* REQUIREMENT: When a line in the records contains the string "askDemo", copy that line.

Recorded data
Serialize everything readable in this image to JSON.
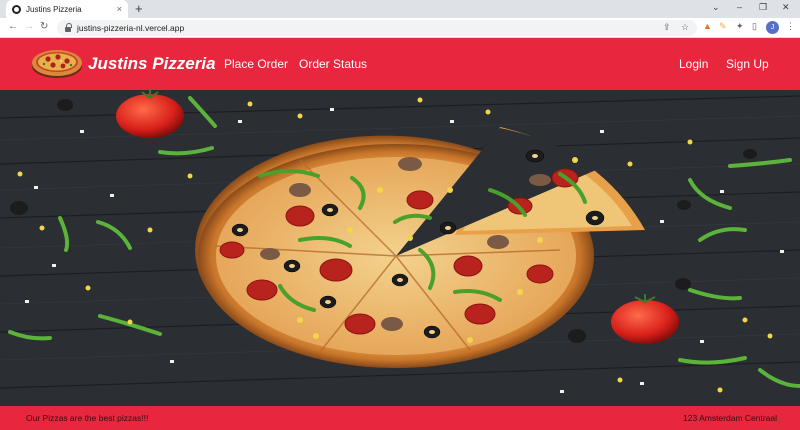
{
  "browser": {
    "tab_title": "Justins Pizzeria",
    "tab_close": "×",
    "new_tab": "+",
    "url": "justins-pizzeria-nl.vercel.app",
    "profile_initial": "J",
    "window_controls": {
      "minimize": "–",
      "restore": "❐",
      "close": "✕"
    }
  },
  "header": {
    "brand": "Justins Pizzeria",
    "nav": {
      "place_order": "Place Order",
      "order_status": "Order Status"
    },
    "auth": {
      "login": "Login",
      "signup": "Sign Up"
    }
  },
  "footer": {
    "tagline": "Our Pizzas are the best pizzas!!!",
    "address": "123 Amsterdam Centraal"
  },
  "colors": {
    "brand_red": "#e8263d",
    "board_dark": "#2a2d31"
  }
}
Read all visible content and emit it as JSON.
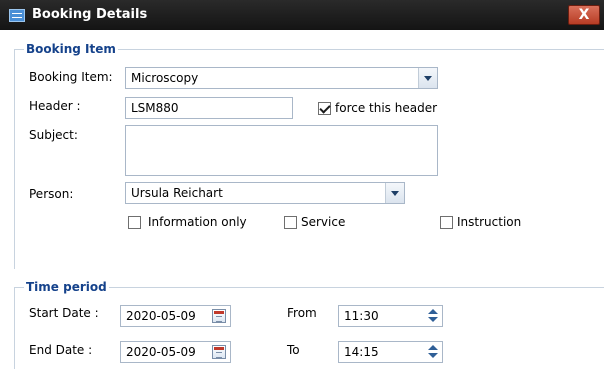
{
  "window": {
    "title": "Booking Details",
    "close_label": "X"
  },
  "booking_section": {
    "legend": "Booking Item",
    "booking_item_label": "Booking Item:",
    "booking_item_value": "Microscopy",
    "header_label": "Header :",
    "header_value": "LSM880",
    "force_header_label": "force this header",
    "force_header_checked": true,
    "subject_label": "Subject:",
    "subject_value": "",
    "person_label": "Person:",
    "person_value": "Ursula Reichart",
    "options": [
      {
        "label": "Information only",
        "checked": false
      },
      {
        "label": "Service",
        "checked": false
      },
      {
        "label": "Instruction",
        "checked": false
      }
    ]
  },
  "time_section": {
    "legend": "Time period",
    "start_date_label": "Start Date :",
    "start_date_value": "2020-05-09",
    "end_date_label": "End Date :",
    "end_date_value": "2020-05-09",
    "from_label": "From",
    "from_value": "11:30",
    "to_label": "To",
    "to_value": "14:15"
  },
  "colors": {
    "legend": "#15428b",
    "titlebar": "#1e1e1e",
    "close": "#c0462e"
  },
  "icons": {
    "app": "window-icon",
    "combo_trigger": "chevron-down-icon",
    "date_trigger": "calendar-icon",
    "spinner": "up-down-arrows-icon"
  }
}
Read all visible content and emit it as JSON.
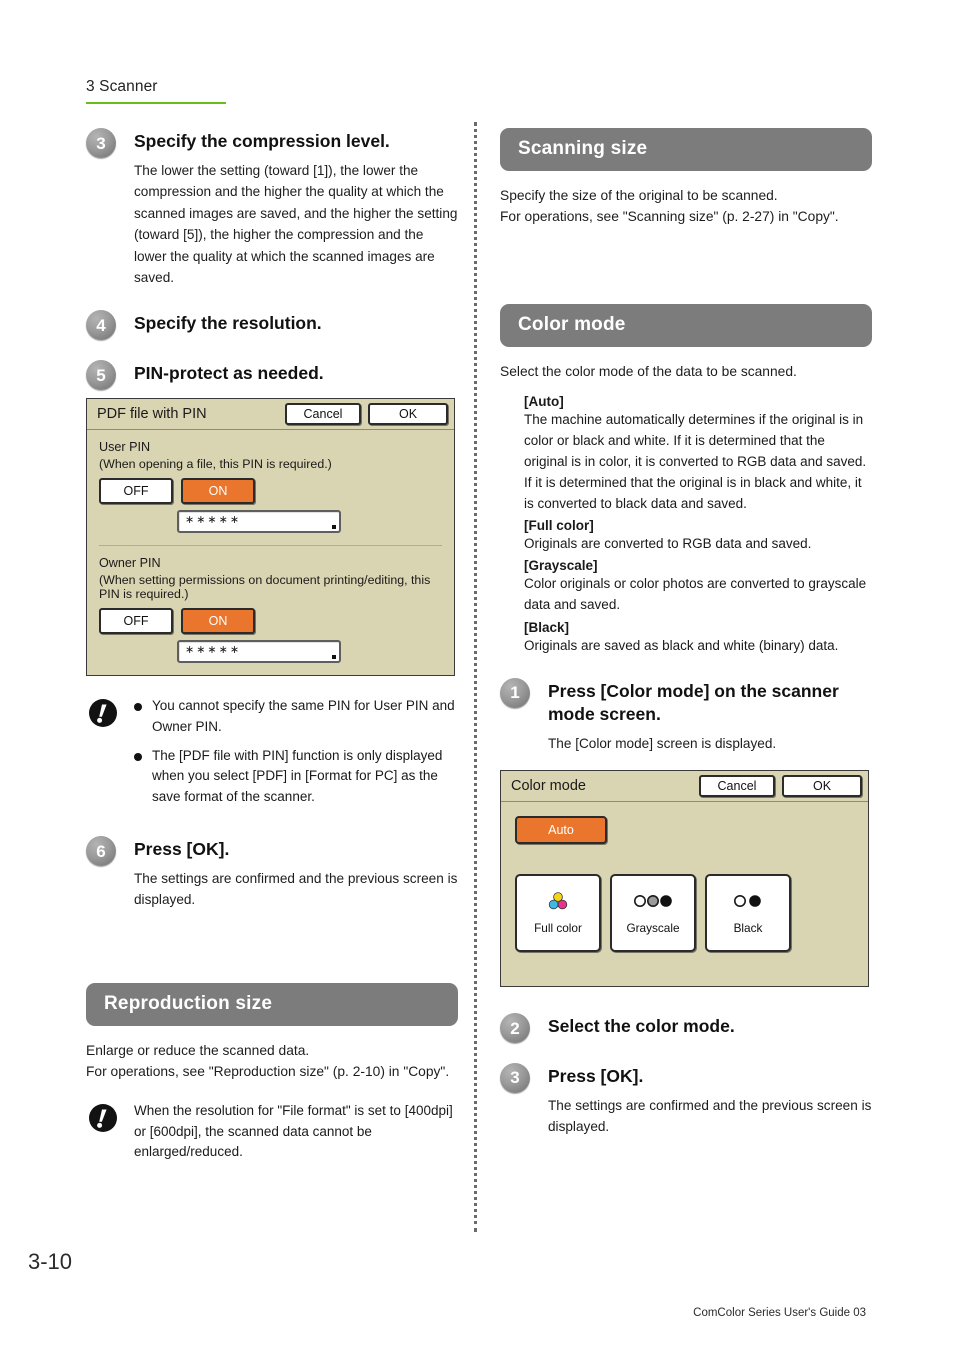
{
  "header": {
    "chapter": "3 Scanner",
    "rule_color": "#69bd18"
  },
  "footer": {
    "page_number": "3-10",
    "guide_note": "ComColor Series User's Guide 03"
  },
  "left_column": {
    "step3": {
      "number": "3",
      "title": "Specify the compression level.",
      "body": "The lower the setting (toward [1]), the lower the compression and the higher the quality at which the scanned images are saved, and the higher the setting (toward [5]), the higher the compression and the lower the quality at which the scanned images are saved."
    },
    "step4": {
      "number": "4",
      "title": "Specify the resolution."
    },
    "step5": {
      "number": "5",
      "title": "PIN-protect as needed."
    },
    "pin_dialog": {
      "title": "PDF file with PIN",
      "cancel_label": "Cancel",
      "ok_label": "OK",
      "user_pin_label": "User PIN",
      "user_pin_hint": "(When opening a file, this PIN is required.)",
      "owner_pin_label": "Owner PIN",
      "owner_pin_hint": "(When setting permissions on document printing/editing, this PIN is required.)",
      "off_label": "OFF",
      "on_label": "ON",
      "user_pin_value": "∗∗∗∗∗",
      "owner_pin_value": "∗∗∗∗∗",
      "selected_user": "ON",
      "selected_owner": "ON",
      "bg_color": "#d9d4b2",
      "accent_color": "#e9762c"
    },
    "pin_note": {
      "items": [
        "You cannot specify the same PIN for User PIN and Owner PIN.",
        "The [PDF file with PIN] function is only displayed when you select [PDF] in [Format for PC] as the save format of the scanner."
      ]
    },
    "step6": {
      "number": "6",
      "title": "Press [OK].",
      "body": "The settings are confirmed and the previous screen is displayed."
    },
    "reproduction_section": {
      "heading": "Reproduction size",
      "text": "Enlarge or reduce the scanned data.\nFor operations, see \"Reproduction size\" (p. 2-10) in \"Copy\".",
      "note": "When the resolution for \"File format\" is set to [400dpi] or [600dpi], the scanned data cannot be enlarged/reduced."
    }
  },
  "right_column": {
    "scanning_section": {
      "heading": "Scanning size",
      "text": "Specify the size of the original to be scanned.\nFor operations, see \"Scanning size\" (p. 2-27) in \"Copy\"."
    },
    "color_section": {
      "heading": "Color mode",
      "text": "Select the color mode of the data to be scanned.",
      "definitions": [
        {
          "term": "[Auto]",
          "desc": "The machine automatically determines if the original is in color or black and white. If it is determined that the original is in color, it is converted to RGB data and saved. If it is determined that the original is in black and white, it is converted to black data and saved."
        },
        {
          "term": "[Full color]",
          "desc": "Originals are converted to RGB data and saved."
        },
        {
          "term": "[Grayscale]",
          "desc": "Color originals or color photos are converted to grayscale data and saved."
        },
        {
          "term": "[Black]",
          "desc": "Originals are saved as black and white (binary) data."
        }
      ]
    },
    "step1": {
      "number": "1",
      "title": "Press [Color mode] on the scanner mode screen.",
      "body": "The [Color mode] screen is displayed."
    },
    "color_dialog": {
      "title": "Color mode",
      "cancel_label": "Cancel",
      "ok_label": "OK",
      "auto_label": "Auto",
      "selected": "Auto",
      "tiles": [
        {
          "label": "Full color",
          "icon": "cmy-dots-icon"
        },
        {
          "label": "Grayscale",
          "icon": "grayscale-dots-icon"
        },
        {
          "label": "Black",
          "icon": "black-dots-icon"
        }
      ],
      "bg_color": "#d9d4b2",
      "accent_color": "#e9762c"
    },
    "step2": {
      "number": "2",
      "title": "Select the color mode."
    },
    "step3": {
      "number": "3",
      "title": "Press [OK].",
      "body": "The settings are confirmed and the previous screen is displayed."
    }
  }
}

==

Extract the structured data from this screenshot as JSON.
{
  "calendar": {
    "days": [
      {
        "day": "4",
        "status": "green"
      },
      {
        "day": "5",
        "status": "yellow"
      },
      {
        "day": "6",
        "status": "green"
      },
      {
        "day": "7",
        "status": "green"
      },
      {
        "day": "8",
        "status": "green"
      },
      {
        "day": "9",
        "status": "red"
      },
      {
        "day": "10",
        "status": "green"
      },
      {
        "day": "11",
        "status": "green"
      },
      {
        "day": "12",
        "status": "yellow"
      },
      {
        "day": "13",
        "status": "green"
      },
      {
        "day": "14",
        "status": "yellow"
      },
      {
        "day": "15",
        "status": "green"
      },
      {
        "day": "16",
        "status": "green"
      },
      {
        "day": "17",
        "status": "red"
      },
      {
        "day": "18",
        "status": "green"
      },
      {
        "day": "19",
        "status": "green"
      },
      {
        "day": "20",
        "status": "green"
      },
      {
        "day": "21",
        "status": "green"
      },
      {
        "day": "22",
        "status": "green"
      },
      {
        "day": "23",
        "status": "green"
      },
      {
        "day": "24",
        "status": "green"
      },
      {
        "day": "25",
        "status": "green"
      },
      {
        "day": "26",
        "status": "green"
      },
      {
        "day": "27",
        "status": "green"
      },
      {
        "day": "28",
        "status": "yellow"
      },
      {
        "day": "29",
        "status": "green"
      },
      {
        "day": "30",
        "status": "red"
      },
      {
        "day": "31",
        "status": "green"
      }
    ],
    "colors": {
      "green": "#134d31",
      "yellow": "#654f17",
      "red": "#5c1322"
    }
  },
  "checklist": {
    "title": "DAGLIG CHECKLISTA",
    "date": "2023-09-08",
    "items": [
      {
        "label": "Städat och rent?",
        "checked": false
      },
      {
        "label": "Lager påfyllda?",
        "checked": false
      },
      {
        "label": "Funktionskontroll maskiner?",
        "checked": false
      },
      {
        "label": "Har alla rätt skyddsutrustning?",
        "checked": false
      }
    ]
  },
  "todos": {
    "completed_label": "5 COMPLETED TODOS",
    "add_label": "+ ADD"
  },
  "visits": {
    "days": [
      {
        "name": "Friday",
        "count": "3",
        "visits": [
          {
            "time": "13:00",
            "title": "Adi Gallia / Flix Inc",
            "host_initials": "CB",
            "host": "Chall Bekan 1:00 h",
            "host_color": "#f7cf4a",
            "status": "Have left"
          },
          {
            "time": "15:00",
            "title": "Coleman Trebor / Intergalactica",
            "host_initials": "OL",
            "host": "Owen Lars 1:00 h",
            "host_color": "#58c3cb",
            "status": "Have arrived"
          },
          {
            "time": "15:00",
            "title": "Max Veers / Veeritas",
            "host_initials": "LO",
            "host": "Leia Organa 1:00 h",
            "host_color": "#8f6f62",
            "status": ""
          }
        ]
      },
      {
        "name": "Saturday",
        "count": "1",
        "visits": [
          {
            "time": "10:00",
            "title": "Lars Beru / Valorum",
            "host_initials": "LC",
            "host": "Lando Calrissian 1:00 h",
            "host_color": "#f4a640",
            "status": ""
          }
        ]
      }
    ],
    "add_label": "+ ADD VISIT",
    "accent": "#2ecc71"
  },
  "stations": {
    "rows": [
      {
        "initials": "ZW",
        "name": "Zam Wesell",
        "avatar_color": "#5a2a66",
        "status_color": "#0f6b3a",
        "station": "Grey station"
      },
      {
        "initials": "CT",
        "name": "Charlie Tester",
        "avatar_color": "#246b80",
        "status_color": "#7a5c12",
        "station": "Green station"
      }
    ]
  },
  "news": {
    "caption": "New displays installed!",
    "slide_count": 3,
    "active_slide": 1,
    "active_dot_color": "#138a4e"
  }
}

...

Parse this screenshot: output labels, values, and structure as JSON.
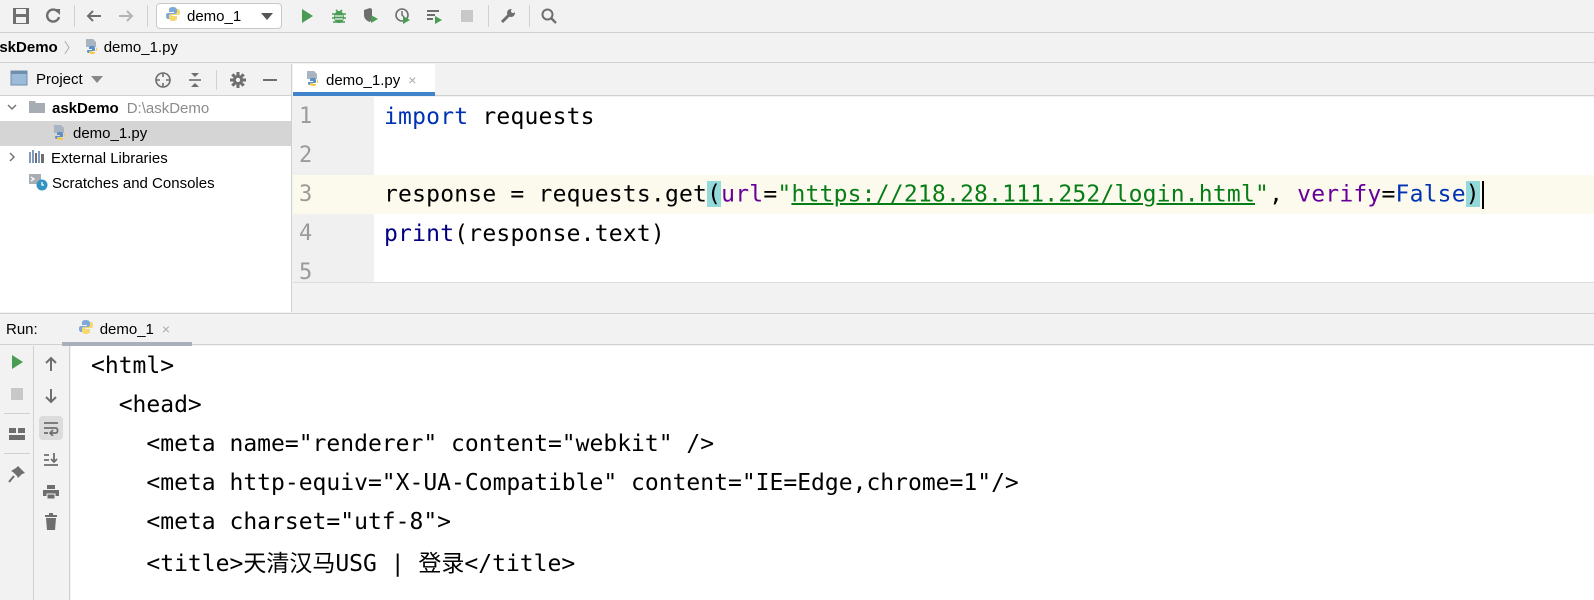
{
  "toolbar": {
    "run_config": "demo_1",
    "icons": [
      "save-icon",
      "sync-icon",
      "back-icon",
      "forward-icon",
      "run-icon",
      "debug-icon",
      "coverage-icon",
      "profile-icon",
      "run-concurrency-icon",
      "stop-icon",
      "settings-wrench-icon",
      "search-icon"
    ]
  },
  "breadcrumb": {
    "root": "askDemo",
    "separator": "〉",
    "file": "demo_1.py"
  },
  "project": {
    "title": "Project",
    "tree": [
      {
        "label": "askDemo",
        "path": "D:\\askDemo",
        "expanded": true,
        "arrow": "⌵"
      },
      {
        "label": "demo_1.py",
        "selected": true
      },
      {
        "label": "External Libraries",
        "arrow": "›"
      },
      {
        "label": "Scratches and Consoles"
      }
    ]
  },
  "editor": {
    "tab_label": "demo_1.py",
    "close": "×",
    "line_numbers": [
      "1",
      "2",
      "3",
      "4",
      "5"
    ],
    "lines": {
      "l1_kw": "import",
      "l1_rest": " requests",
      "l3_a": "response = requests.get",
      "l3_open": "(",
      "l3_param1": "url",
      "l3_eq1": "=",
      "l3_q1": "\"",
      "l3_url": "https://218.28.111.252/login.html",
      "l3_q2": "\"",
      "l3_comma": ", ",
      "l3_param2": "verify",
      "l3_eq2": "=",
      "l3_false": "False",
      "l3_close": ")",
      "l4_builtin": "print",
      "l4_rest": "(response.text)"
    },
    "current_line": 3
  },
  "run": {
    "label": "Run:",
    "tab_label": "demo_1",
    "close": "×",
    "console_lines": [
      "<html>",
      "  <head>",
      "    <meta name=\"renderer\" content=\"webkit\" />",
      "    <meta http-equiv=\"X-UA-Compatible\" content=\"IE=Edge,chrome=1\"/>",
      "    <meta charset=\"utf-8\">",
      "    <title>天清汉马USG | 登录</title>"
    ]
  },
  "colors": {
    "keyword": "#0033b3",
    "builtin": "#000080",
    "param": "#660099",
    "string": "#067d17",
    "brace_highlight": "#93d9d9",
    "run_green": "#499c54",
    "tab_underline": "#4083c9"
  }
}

* OUTPUT OF THE EXERCISE:
    "root": "askDemo",
        "label": "askDemo",
        "path": "D:\\askDemo",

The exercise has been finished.